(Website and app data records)
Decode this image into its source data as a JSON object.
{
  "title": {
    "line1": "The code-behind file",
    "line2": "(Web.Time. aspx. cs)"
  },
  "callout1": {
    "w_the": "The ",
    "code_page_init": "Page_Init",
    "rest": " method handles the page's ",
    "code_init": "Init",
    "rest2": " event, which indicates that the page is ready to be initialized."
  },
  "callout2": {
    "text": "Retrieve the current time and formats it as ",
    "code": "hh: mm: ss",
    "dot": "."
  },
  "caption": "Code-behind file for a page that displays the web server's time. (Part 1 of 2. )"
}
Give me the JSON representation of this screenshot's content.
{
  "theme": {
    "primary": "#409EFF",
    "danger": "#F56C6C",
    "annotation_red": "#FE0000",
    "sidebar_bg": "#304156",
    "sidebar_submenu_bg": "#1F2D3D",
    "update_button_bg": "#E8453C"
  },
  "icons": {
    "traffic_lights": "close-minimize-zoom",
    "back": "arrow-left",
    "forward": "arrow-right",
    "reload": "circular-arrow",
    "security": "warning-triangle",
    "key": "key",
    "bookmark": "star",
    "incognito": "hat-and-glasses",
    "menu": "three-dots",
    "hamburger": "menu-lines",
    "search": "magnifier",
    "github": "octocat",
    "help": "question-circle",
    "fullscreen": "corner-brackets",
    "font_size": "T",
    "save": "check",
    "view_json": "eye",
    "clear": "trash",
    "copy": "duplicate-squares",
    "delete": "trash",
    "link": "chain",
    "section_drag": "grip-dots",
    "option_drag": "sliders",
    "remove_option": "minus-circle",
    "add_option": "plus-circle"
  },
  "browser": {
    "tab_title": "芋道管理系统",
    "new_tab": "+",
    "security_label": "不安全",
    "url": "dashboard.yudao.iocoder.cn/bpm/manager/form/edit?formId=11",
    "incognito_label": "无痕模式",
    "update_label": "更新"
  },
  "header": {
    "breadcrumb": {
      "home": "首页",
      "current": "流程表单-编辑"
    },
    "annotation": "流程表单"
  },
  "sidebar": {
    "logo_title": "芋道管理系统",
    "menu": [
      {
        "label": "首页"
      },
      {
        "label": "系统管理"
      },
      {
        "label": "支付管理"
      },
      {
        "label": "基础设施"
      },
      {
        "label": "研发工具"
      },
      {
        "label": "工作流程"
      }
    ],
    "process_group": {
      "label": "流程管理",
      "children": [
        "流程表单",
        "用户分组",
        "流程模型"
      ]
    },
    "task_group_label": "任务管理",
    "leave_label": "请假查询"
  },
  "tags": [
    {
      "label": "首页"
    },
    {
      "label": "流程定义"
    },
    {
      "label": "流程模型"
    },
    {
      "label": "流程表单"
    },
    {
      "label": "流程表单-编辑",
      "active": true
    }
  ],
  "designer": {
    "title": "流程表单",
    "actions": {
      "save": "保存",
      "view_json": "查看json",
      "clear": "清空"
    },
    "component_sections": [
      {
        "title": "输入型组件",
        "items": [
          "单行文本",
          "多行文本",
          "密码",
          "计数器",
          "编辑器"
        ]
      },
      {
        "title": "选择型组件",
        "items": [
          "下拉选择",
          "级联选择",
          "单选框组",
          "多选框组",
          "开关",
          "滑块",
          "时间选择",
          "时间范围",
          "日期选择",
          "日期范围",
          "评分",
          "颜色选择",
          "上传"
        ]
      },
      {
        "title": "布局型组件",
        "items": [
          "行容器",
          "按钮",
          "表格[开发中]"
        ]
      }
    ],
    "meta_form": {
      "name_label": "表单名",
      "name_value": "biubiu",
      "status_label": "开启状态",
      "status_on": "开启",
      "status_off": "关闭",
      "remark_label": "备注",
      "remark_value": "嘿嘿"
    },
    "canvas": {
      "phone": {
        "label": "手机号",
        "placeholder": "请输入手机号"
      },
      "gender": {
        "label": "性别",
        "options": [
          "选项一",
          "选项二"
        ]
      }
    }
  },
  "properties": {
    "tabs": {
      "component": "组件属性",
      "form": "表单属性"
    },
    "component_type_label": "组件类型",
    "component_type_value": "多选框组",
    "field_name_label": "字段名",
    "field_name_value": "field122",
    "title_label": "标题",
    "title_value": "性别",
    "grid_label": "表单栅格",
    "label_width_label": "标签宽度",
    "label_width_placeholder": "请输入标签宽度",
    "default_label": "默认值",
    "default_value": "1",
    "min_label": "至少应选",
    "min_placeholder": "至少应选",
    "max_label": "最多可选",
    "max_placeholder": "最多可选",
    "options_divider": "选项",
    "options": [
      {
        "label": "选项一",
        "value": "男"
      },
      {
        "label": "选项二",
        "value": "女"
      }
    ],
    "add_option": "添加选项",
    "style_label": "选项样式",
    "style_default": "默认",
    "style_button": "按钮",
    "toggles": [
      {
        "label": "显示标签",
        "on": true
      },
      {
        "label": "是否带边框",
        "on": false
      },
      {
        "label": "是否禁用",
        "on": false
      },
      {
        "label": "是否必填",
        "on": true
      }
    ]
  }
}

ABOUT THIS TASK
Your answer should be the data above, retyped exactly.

REPLY
Decode this image into its source data as a JSON object.
{
  "title": {
    "line1": "The code-behind file",
    "line2": "(Web.Time. aspx. cs)"
  },
  "callout1": {
    "w_the": "The ",
    "code_page_init": "Page_Init",
    "rest": " method handles the page's ",
    "code_init": "Init",
    "rest2": " event, which indicates that the page is ready to be initialized."
  },
  "callout2": {
    "text": "Retrieve the current time and formats it as ",
    "code": "hh: mm: ss",
    "dot": "."
  },
  "caption": "Code-behind file for a page that displays the web server's time. (Part 1 of 2. )"
}
Give me the JSON representation of this screenshot's content.
{
  "theme": {
    "primary": "#409EFF",
    "danger": "#F56C6C",
    "annotation_red": "#FE0000",
    "sidebar_bg": "#304156",
    "sidebar_submenu_bg": "#1F2D3D",
    "update_button_bg": "#E8453C"
  },
  "icons": {
    "traffic_lights": "close-minimize-zoom",
    "back": "arrow-left",
    "forward": "arrow-right",
    "reload": "circular-arrow",
    "security": "warning-triangle",
    "key": "key",
    "bookmark": "star",
    "incognito": "hat-and-glasses",
    "menu": "three-dots",
    "hamburger": "menu-lines",
    "search": "magnifier",
    "github": "octocat",
    "help": "question-circle",
    "fullscreen": "corner-brackets",
    "font_size": "T",
    "save": "check",
    "view_json": "eye",
    "clear": "trash",
    "copy": "duplicate-squares",
    "delete": "trash",
    "link": "chain",
    "section_drag": "grip-dots",
    "option_drag": "sliders",
    "remove_option": "minus-circle",
    "add_option": "plus-circle"
  },
  "browser": {
    "tab_title": "芋道管理系统",
    "new_tab": "+",
    "security_label": "不安全",
    "url": "dashboard.yudao.iocoder.cn/bpm/manager/form/edit?formId=11",
    "incognito_label": "无痕模式",
    "update_label": "更新"
  },
  "header": {
    "breadcrumb": {
      "home": "首页",
      "current": "流程表单-编辑"
    },
    "annotation": "流程表单"
  },
  "sidebar": {
    "logo_title": "芋道管理系统",
    "menu": [
      {
        "label": "首页"
      },
      {
        "label": "系统管理"
      },
      {
        "label": "支付管理"
      },
      {
        "label": "基础设施"
      },
      {
        "label": "研发工具"
      },
      {
        "label": "工作流程"
      }
    ],
    "process_group": {
      "label": "流程管理",
      "children": [
        "流程表单",
        "用户分组",
        "流程模型"
      ]
    },
    "task_group_label": "任务管理",
    "leave_label": "请假查询"
  },
  "tags": [
    {
      "label": "首页"
    },
    {
      "label": "流程定义"
    },
    {
      "label": "流程模型"
    },
    {
      "label": "流程表单"
    },
    {
      "label": "流程表单-编辑",
      "active": true
    }
  ],
  "designer": {
    "title": "流程表单",
    "actions": {
      "save": "保存",
      "view_json": "查看json",
      "clear": "清空"
    },
    "component_sections": [
      {
        "title": "输入型组件",
        "items": [
          "单行文本",
          "多行文本",
          "密码",
          "计数器",
          "编辑器"
        ]
      },
      {
        "title": "选择型组件",
        "items": [
          "下拉选择",
          "级联选择",
          "单选框组",
          "多选框组",
          "开关",
          "滑块",
          "时间选择",
          "时间范围",
          "日期选择",
          "日期范围",
          "评分",
          "颜色选择",
          "上传"
        ]
      },
      {
        "title": "布局型组件",
        "items": [
          "行容器",
          "按钮",
          "表格[开发中]"
        ]
      }
    ],
    "meta_form": {
      "name_label": "表单名",
      "name_value": "biubiu",
      "status_label": "开启状态",
      "status_on": "开启",
      "status_off": "关闭",
      "remark_label": "备注",
      "remark_value": "嘿嘿"
    },
    "canvas": {
      "phone": {
        "label": "手机号",
        "placeholder": "请输入手机号"
      },
      "gender": {
        "label": "性别",
        "options": [
          "选项一",
          "选项二"
        ]
      }
    }
  },
  "properties": {
    "tabs": {
      "component": "组件属性",
      "form": "表单属性"
    },
    "component_type_label": "组件类型",
    "component_type_value": "多选框组",
    "field_name_label": "字段名",
    "field_name_value": "field122",
    "title_label": "标题",
    "title_value": "性别",
    "grid_label": "表单栅格",
    "label_width_label": "标签宽度",
    "label_width_placeholder": "请输入标签宽度",
    "default_label": "默认值",
    "default_value": "1",
    "min_label": "至少应选",
    "min_placeholder": "至少应选",
    "max_label": "最多可选",
    "max_placeholder": "最多可选",
    "options_divider": "选项",
    "options": [
      {
        "label": "选项一",
        "value": "男"
      },
      {
        "label": "选项二",
        "value": "女"
      }
    ],
    "add_option": "添加选项",
    "style_label": "选项样式",
    "style_default": "默认",
    "style_button": "按钮",
    "toggles": [
      {
        "label": "显示标签",
        "on": true
      },
      {
        "label": "是否带边框",
        "on": false
      },
      {
        "label": "是否禁用",
        "on": false
      },
      {
        "label": "是否必填",
        "on": true
      }
    ]
  }
}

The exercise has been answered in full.